“It brings out their natural curiosity,” she says.
Her magic math lessons align with the Common Core State Standards (CCSS), and to help other teachers benefit from them, she’s posted them all on a new online network that was launched today by the National Education Association and BetterLesson, an education technology company.
The web site, CC.BetterLesson, features Romano’s and more than 3,000 classroom-ready lessons that are easily accessible, can be integrated into any curriculum, and are totally aligned with the CCSS. The lessons were developed and posted by more than 130 Master Teachers from every K-12 grade level for math and English Language Arts & Literacy. The site offers a 360-degree look at every lesson, including a reflections section. When posting a new lesson, a Master Teacher includes step-by-step instructions, videos of particular instructional strategies, thoughts on how they help implement the CCSS, and examples of student work.
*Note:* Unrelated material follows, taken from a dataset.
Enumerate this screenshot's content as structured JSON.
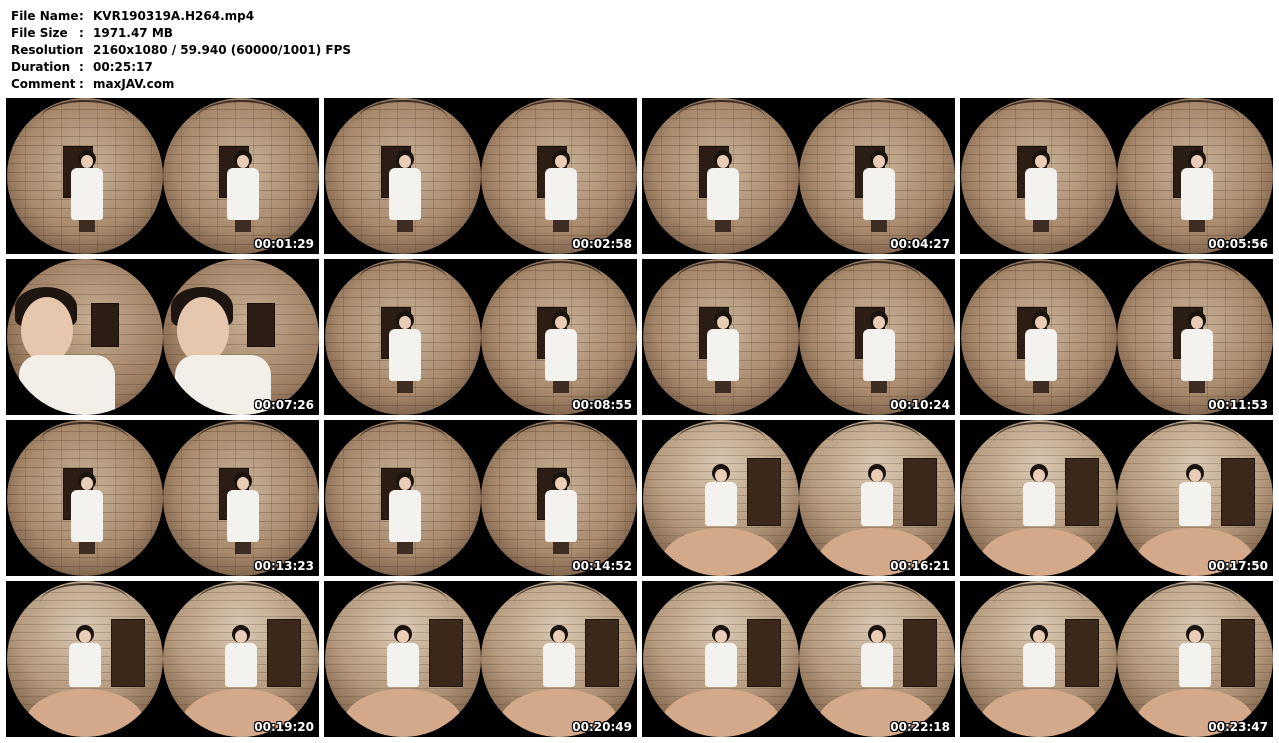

“The lessons and resources being posted every day are from real people just like me — I am honest in my reflections about lesson components that should be changed or altered, and I get excited and whoop and holler when students’ thinking knocks my socks off,” Romano says. “Other educators can log in to the site and hear me and other Master Teachers talk about frustrations, celebrations, concerns. They can actually experience the lesson and gain knowledge about best practices, formative assessment, and instructional strategies that promote active and engaged students.”
Jamie Ewing is a fifth grade Master Teacher at Mount View Elementary School in Seattle, Washington, who has also posted dozens of lessons to CC.BetterLesson. He’s worked hard with his colleagues on his lessons to make sure they’re easily transferrable to other educators, and he says the collaboration that takes place on the site is one of its best features.
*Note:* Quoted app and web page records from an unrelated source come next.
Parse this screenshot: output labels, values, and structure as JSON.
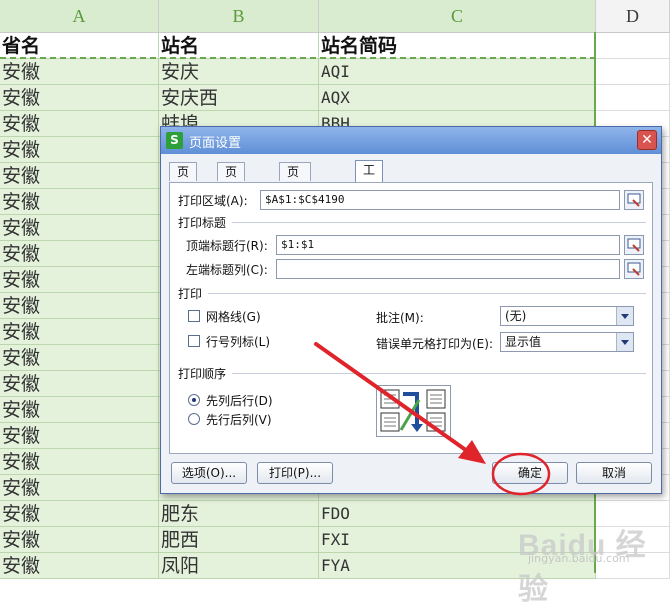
{
  "sheet": {
    "columns": [
      "A",
      "B",
      "C",
      "D"
    ],
    "header_row": [
      "省名",
      "站名",
      "站名简码"
    ],
    "rows": [
      [
        "安徽",
        "安庆",
        "AQI"
      ],
      [
        "安徽",
        "安庆西",
        "AQX"
      ],
      [
        "安徽",
        "蚌埠",
        "BBH"
      ],
      [
        "安徽",
        "",
        ""
      ],
      [
        "安徽",
        "",
        ""
      ],
      [
        "安徽",
        "",
        ""
      ],
      [
        "安徽",
        "",
        ""
      ],
      [
        "安徽",
        "",
        ""
      ],
      [
        "安徽",
        "",
        ""
      ],
      [
        "安徽",
        "",
        ""
      ],
      [
        "安徽",
        "",
        ""
      ],
      [
        "安徽",
        "",
        ""
      ],
      [
        "安徽",
        "",
        ""
      ],
      [
        "安徽",
        "",
        ""
      ],
      [
        "安徽",
        "",
        ""
      ],
      [
        "安徽",
        "",
        ""
      ],
      [
        "安徽",
        "",
        ""
      ],
      [
        "安徽",
        "肥东",
        "FDO"
      ],
      [
        "安徽",
        "肥西",
        "FXI"
      ],
      [
        "安徽",
        "凤阳",
        "FYA"
      ]
    ]
  },
  "dialog": {
    "icon_letter": "S",
    "title": "页面设置",
    "close": "✕",
    "tabs": [
      "页面",
      "页边距",
      "页眉/页脚",
      "工作表"
    ],
    "print_area_label": "打印区域(A):",
    "print_area_value": "$A$1:$C$4190",
    "print_titles_group": "打印标题",
    "top_rows_label": "顶端标题行(R):",
    "top_rows_value": "$1:$1",
    "left_cols_label": "左端标题列(C):",
    "left_cols_value": "",
    "print_group": "打印",
    "gridlines_label": "网格线(G)",
    "row_col_headings_label": "行号列标(L)",
    "comments_label": "批注(M):",
    "comments_value": "(无)",
    "errors_label": "错误单元格打印为(E):",
    "errors_value": "显示值",
    "page_order_group": "打印顺序",
    "down_then_over_label": "先列后行(D)",
    "over_then_down_label": "先行后列(V)",
    "options_button": "选项(O)...",
    "print_button": "打印(P)...",
    "ok_button": "确定",
    "cancel_button": "取消"
  },
  "watermark": {
    "text": "Baidu 经验",
    "sub": "jingyan.baidu.com"
  },
  "colors": {
    "selection_fill": "#e4f2dc",
    "selection_border": "#6aa84f",
    "annotation_red": "#e0242c",
    "dialog_title": "#5f8fd6"
  }
}
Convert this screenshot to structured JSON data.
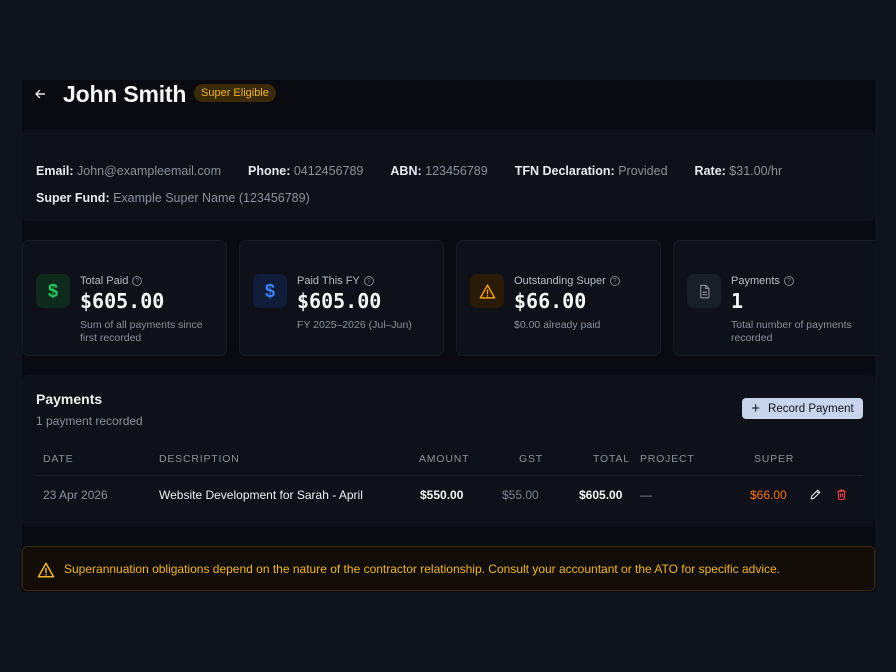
{
  "header": {
    "title": "John Smith",
    "badge": "Super Eligible"
  },
  "info": {
    "row1": [
      {
        "key": "Email:",
        "value": "John@exampleemail.com"
      },
      {
        "key": "Phone:",
        "value": "0412456789"
      },
      {
        "key": "ABN:",
        "value": "123456789"
      },
      {
        "key": "TFN Declaration:",
        "value": "Provided"
      },
      {
        "key": "Rate:",
        "value": "$31.00/hr"
      }
    ],
    "row2": [
      {
        "key": "Super Fund:",
        "value": "Example Super Name (123456789)"
      }
    ]
  },
  "stats": [
    {
      "label": "Total Paid",
      "value": "$605.00",
      "sub": "Sum of all payments since first recorded",
      "icon": "dollar-icon",
      "color": "#22c55e"
    },
    {
      "label": "Paid This FY",
      "value": "$605.00",
      "sub": "FY 2025–2026 (Jul–Jun)",
      "icon": "dollar-icon",
      "color": "#3b82f6"
    },
    {
      "label": "Outstanding Super",
      "value": "$66.00",
      "sub": "$0.00 already paid",
      "icon": "warning-icon",
      "color": "#f59e0b"
    },
    {
      "label": "Payments",
      "value": "1",
      "sub": "Total number of payments recorded",
      "icon": "document-icon",
      "color": "#8a909c"
    }
  ],
  "payments": {
    "title": "Payments",
    "subtitle": "1 payment recorded",
    "record_label": "Record Payment",
    "columns": {
      "date": "DATE",
      "description": "DESCRIPTION",
      "amount": "AMOUNT",
      "gst": "GST",
      "total": "TOTAL",
      "project": "PROJECT",
      "super": "SUPER"
    },
    "rows": [
      {
        "date": "23 Apr 2026",
        "description": "Website Development for Sarah - April",
        "amount": "$550.00",
        "gst": "$55.00",
        "total": "$605.00",
        "project": "—",
        "super": "$66.00"
      }
    ]
  },
  "warning": {
    "text": "Superannuation obligations depend on the nature of the contractor relationship. Consult your accountant or the ATO for specific advice."
  },
  "colors": {
    "accent_gold": "#f0b429",
    "super_orange": "#f97316",
    "delete_red": "#ef4444"
  }
}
“There are so many great ideas being shared,” he says. “The educators that create the lessons also go back and add reflections after they teach the lessons and offer advice to an educator that might be trying it out for the first time: what to look for, extending the lesson and support ideas.”
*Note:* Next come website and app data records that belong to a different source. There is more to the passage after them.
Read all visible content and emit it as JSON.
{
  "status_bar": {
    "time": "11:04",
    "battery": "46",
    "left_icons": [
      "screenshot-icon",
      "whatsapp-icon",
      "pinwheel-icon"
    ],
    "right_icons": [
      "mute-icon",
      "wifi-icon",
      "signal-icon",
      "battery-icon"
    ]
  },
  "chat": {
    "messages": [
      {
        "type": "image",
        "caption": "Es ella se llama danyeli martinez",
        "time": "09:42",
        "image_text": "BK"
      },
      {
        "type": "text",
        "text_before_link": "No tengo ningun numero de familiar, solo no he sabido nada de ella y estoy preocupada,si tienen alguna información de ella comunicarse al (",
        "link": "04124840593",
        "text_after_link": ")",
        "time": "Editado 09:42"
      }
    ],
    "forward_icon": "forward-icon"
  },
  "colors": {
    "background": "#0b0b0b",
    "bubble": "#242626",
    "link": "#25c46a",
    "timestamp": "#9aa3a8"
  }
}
If not for the collaborative lesson sharing, Ewing says every educator should take advantage of cc.betterlesson.com because of the CCSS support it provides.
“While we are all scrambling to make sure our lessons are CCSS aligned, here is a great site with amazing lessons that are already aligned for us. It doesn’t get any better than that,” he says. “As a National Board Certified Teacher, I know good lessons when I see them and these are really great lessons. You can even go into the site and watch full lessons being presented to see skilled educators in practice.”
Before the CCSS were introduced, 62 percent of teachers in the U.S. reported feeling unprepared for daily work in the classroom, according to the “Educating School Teachers” report. The new lesson-sharing network is designed to create a practical knowledge base of support of the best lessons available. BetterLesson will help prepare teachers by providing 5 to 10 lessons for every single common core standard. By the fall of 2015, the site will have more than 16,000 Master Teacher lessons.
“The new Common Core State Standards are a transformation for the students in our nation’s public school system and we owe it to them to provide teachers with the time, tools and resources to get it right,” said National Education Association President Dennis Van Roekel. “The best ideas for the classroom come from classroom teachers, and our new site will allow educators to share the lessons to help ensure all students have the skills they need to succeed.”
Every week, Master Teachers will be sharing new lessons, which other educators can use immediately. By the end of the project, each Master Teacher will have shared a full year’s worth of lessons (120 or more) on the cc.betterlesson site.
Melissa Romano is already well on her way.
“I believe this site’s potential to help teachers collaborate with each other at a much larger level than a local school district level will change teacher instruction in tremendous ways,” she says.